Monday, 24 April 2006

Dorset, Devon and Ichthyosaur Bones!

We spent the Easter break in Dorset and Devon (the South West of the UK) mainly so we could visit the fossil-rich beaches along the Jurassic coast; Daniel was keen to go fossil-hunting. The South West is a lovely part of Britain, with dramatic coastlines, and rural beauty inland too. We spent some time on Dartmoor, including Becky Falls (with a name like that, we had to go), a scramble up to the top of Hound Tor, and then on to Totnes to meet a friend for dinner.

We stayed close to Charmouth, which is one of the most popular fossil-hunting beaches. On our first day there, we wandered down to the beach from the hotel, and spent an hour or so on the beach thinking that we probably wouldn't find much. I came across a piece of limestone with what looked to me like small verterbra embedded in it. I didn't really think it would be bones, but I put it in my pocket nonetheless. Daniel and Becca found a few small ammonites and belemnites, and we went happily back to the hotel.

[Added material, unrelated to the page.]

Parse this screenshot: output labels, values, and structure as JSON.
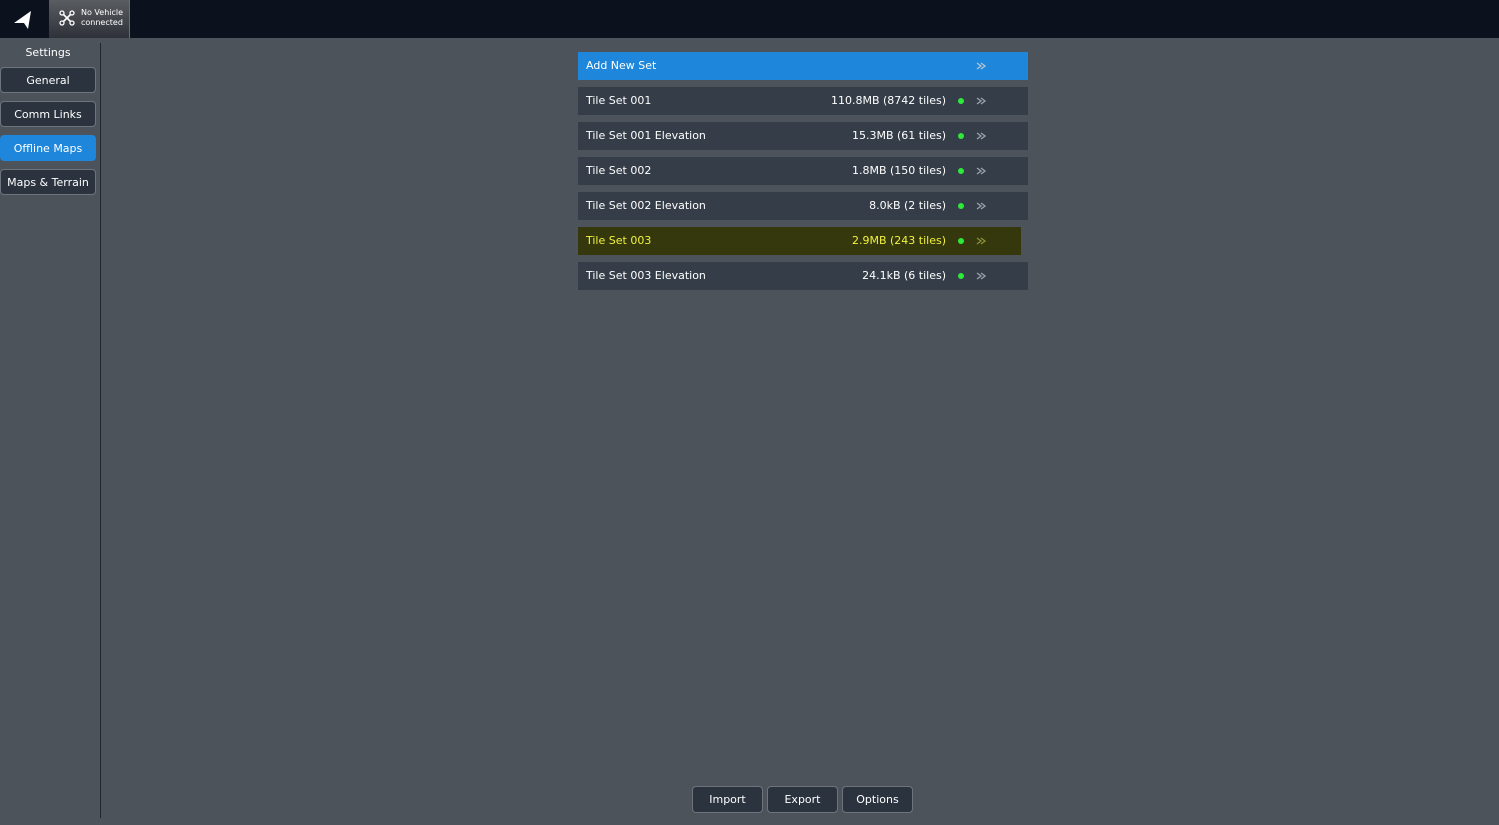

Later in the holiday we joined a guided fossil-walk, on the same beach. Daniel persuaded me to show the geologist-guide the piece that I had found: I still thought it was probably nothing, but Daniel insisted! And he was right! The geologist took one look at it and proclaimed that this was a very nice find indeed: ichthyosaur bones! When we returned from the walk, the geologist took a few photos and promised to post then on the website. You can see us, with the rock, on this page. Look for the picture captioned "Ichthyosaur bones in a limestone nodule". Unfortunately, they don't seem to have put up the detailed photo of the rock. I will try to put some pictures of my own, here.

I haven't decided yet whether to get the rock cleaned-up: apparently, the process they would use involves painting the bone areas with a resist, then leaving the rock in an acetic acid bath to erode the limestone, the effect being to raise the the bone parts in relief above the stone surface, and revealing more detail and an extra dimension. It's a small rock, and the bones presumably come from a young Icthyosaur: I need to find out how much the process costs, and whether the result would be worthwhile.

It was a lovely break in a beautiful part of the country, and a lucky find!

Dorset, Devon and Ichthyosaur Bones!

We spent the Easter break in Dorset and Devon (the South West of the UK) mainly so we could visit the fossil-rich beaches along the Jurassic coast; Daniel was keen to go fossil-hunting. The South West is a lovely part of Britain, with dramatic coastlines, and rural beauty inland too. We spent some time on Dartmoor, including Becky Falls (with a name like that, we had to go), a scramble up to the top of Hound Tor, and then on to Totnes to meet a friend for dinner.

We stayed close to Charmouth, which is one of the most popular fossil-hunting beaches. On our first day there, we wandered down to the beach from the hotel, and spent an hour or so on the beach thinking that we probably wouldn't find much. I came across a piece of limestone with what looked to me like small verterbra embedded in it. I didn't really think it would be bones, but I put it in my pocket nonetheless. Daniel and Becca found a few small ammonites and belemnites, and we went happily back to the hotel.

Later in the holiday we joined a guided fossil-walk, on the same beach. Daniel persuaded me to show the geologist-guide the piece that I had found: I still thought it was probably nothing, but Daniel insisted! And he was right! The geologist took one look at it and proclaimed that this was a very nice find indeed: ichthyosaur bones! When we returned from the walk, the geologist took a few photos and promised to post then on the website. You can see us, with the rock, on this page. Look for the picture captioned "Ichthyosaur bones in a limestone nodule". Unfortunately, they don't seem to have put up the detailed photo of the rock. I will try to put some pictures of my own, here.

I haven't decided yet whether to get the rock cleaned-up: apparently, the process they would use involves painting the bone areas with a resist, then leaving the rock in an acetic acid bath to erode the limestone, the effect being to raise the the bone parts in relief above the stone surface, and revealing more detail and an extra dimension. It's a small rock, and the bones presumably come from a young Icthyosaur: I need to find out how much the process costs, and whether the result would be worthwhile.

It was a lovely break in a beautiful part of the country, and a lucky find!